    Grace: verb
    1. 1.
      bring honour or credit to (someone or something) by one's attendance or participation.
    Muslims do this. Jews do this. Mormons do this. Buddhists also do this. Grace is not exclusive to Christianity because it gets a lot of mentions in the Bible. We've been ceremonially honouring our dead (and spiritual ideals) since we lived in caves.

    No religion is exactly the same as any other. That's not what I was suggesting. You made a statement suggesting why you thought Christianity was the only moral religion (actually, the only avenue any of us have toward a moral existence). My point was that I could substitute the name of any religion into your statement. I stand by my point.

    Okay, so if you know right from wrong, this is definitely the place to discuss that. That is, after all, what we're attempting. However, if all you have is: Christians are moral - because they are - because they believe in Christian god and Jesus, and worship with grace.
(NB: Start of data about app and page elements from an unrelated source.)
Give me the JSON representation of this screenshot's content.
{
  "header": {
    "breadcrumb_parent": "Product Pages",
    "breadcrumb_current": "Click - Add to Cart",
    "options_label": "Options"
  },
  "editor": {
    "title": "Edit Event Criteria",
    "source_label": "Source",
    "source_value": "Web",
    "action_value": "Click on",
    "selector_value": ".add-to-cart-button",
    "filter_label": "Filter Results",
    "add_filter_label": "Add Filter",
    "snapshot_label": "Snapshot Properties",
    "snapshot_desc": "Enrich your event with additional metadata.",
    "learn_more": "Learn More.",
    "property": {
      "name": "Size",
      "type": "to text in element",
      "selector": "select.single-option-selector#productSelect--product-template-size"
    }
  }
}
    That's not very enlightening, to me. But point made. I understand you believe that, I just don't agree with you.

    Okay, so if you know right from wrong, this is definitely the place to discuss that. That is, after all, what we're attempting. However, if all you have is: Christians are moral - because they are - because they believe in Christian god and Jesus, and worship with grace.

    That's not very enlightening, to me. But point made. I understand you believe that, I just don't agree with you.

    I know I repeated myself a little there... apologies for that.;)